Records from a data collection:
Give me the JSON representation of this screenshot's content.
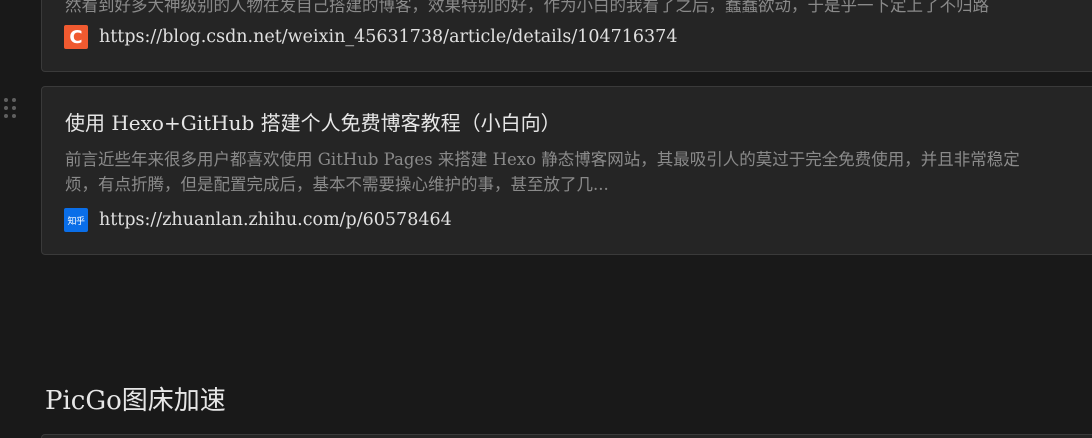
{
  "bookmarks": [
    {
      "title": "",
      "description_lines": [
        "然看到好多大神级别的人物在发自己搭建的博客，效果特别的好，作为小白的我看了之后，蠢蠢欲动，于是乎一下定上了不归路"
      ],
      "favicon": {
        "icon": "csdn-icon",
        "glyph": "C",
        "color": "#f05a30"
      },
      "url": "https://blog.csdn.net/weixin_45631738/article/details/104716374"
    },
    {
      "title": "使用 Hexo+GitHub 搭建个人免费博客教程（小白向）",
      "description_lines": [
        "前言近些年来很多用户都喜欢使用 GitHub Pages 来搭建 Hexo 静态博客网站，其最吸引人的莫过于完全免费使用，并且非常稳定",
        "烦，有点折腾，但是配置完成后，基本不需要操心维护的事，甚至放了几..."
      ],
      "favicon": {
        "icon": "zhihu-icon",
        "glyph": "知乎",
        "color": "#0a6ee8"
      },
      "url": "https://zhuanlan.zhihu.com/p/60578464"
    }
  ],
  "section_heading": "PicGo图床加速",
  "drag_handle_icon": "drag-handle-icon"
}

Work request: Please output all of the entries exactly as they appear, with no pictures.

Task output:
Give me the JSON representation of this screenshot's content.
{
  "bookmarks": [
    {
      "title": "",
      "description_lines": [
        "然看到好多大神级别的人物在发自己搭建的博客，效果特别的好，作为小白的我看了之后，蠢蠢欲动，于是乎一下定上了不归路"
      ],
      "favicon": {
        "icon": "csdn-icon",
        "glyph": "C",
        "color": "#f05a30"
      },
      "url": "https://blog.csdn.net/weixin_45631738/article/details/104716374"
    },
    {
      "title": "使用 Hexo+GitHub 搭建个人免费博客教程（小白向）",
      "description_lines": [
        "前言近些年来很多用户都喜欢使用 GitHub Pages 来搭建 Hexo 静态博客网站，其最吸引人的莫过于完全免费使用，并且非常稳定",
        "烦，有点折腾，但是配置完成后，基本不需要操心维护的事，甚至放了几..."
      ],
      "favicon": {
        "icon": "zhihu-icon",
        "glyph": "知乎",
        "color": "#0a6ee8"
      },
      "url": "https://zhuanlan.zhihu.com/p/60578464"
    }
  ],
  "section_heading": "PicGo图床加速",
  "drag_handle_icon": "drag-handle-icon"
}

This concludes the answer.